And that was that. I tried to find ways to move forward. I spoke to other investment parties in Slovenia who loved the idea but quite rightly wanted to invest in a business of partners, not just one man. Finding a business partner is like finding a life partner, it takes time and energy, you can’t just click your fingers and make it happen, and after what I’d been through my trust levels were low and so I decided to step back from those chats.
Mentally I had my own struggles. I really felt I had things coming together for Cultisan, and it was ready to fly, but there you go. The bruises go deeper as you get older and they take longer to heal, and with all the other stuff we’ve all had to deal with in the pandemic I just burned out a little and had to take time out.

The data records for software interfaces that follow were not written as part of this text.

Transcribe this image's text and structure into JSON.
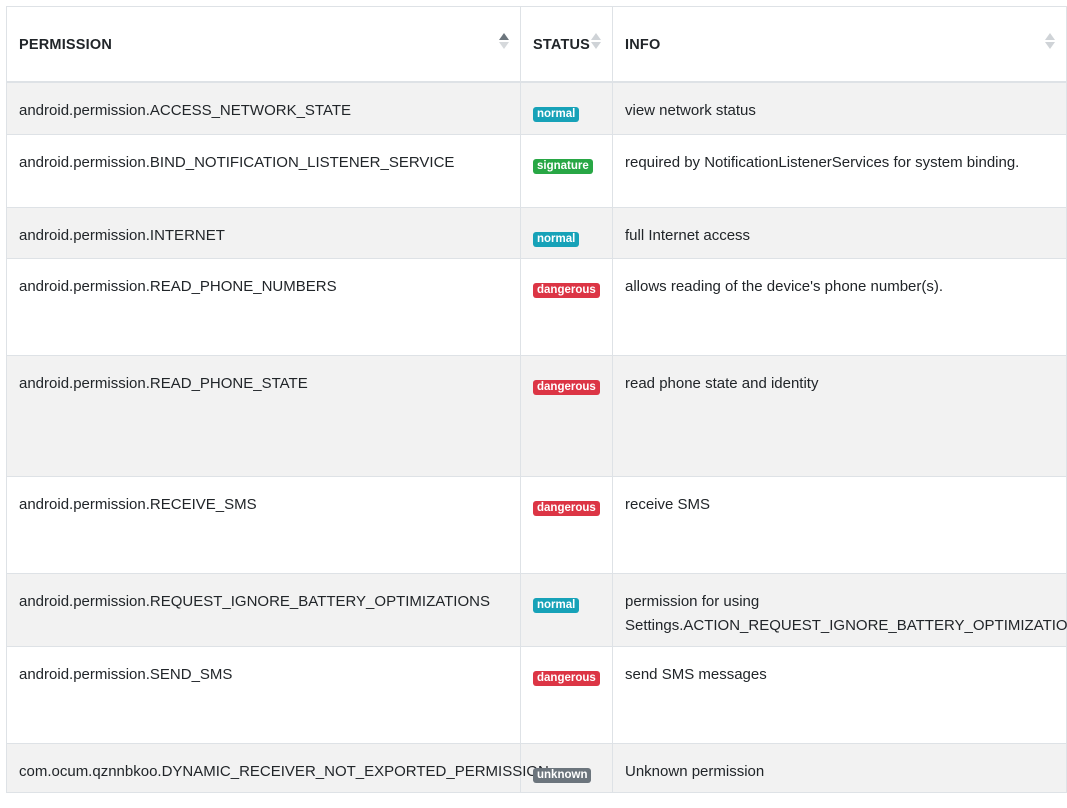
{
  "table": {
    "columns": [
      {
        "label": "PERMISSION",
        "sort": "ascending"
      },
      {
        "label": "STATUS",
        "sort": "none"
      },
      {
        "label": "INFO",
        "sort": "none"
      }
    ],
    "rows": [
      {
        "permission": "android.permission.ACCESS_NETWORK_STATE",
        "status": "normal",
        "info": "view network status"
      },
      {
        "permission": "android.permission.BIND_NOTIFICATION_LISTENER_SERVICE",
        "status": "signature",
        "info": "required by NotificationListenerServices for system binding."
      },
      {
        "permission": "android.permission.INTERNET",
        "status": "normal",
        "info": "full Internet access"
      },
      {
        "permission": "android.permission.READ_PHONE_NUMBERS",
        "status": "dangerous",
        "info": "allows reading of the device's phone number(s)."
      },
      {
        "permission": "android.permission.READ_PHONE_STATE",
        "status": "dangerous",
        "info": "read phone state and identity"
      },
      {
        "permission": "android.permission.RECEIVE_SMS",
        "status": "dangerous",
        "info": "receive SMS"
      },
      {
        "permission": "android.permission.REQUEST_IGNORE_BATTERY_OPTIMIZATIONS",
        "status": "normal",
        "info": "permission for using Settings.ACTION_REQUEST_IGNORE_BATTERY_OPTIMIZATIONS."
      },
      {
        "permission": "android.permission.SEND_SMS",
        "status": "dangerous",
        "info": "send SMS messages"
      },
      {
        "permission": "com.ocum.qznnbkoo.DYNAMIC_RECEIVER_NOT_EXPORTED_PERMISSION",
        "status": "unknown",
        "info": "Unknown permission"
      }
    ]
  },
  "status_colors": {
    "normal": "#17a2b8",
    "signature": "#28a745",
    "dangerous": "#dc3545",
    "unknown": "#6c757d"
  }
}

In that time I started talking to a Slovenian friend about the original idea of Cultisan to be a physical business as well, a place of hospitality, inspiration and learning as well as commerce and fulfilment and that began several months of discussions around the prospect of pivoting Cultisan to a physical led offering. Again to cut a long story short we approached several properties in the wonderful part of Slovenia I now live but each time received a decisive no - despite many of these properties standing abandoned or empty (it’s a Slovenian thing to discuss another time). So Cultisan is now sleeping, waiting to see if it can find a home to wake up in.
But. On a personal level I am recharged, reenergised and I go again.
I made one very good decision which was to move to Goriška Brda, a wine region on the West of Slovenia that creeps over the Italian border. The nature, and people, of this region have been a tonic and allowed me to recharge and come back stronger. In the background a customer turned friend from Ljubljana has become a potential partner for an evolved Cultisan with a physical base but we've not had luck trying to acquire property so that will quietly run in the background and until it's something it's nothing.
I want to stay in Southern Europe and the Balkans, lord knows the weather, wine, and food alone make this a no-brainer!
So welcome to Taste With Jase, all the values of Cultisan but with a more personal touch.
The only failure in life is not getting up, learning, and keeping on keeping on.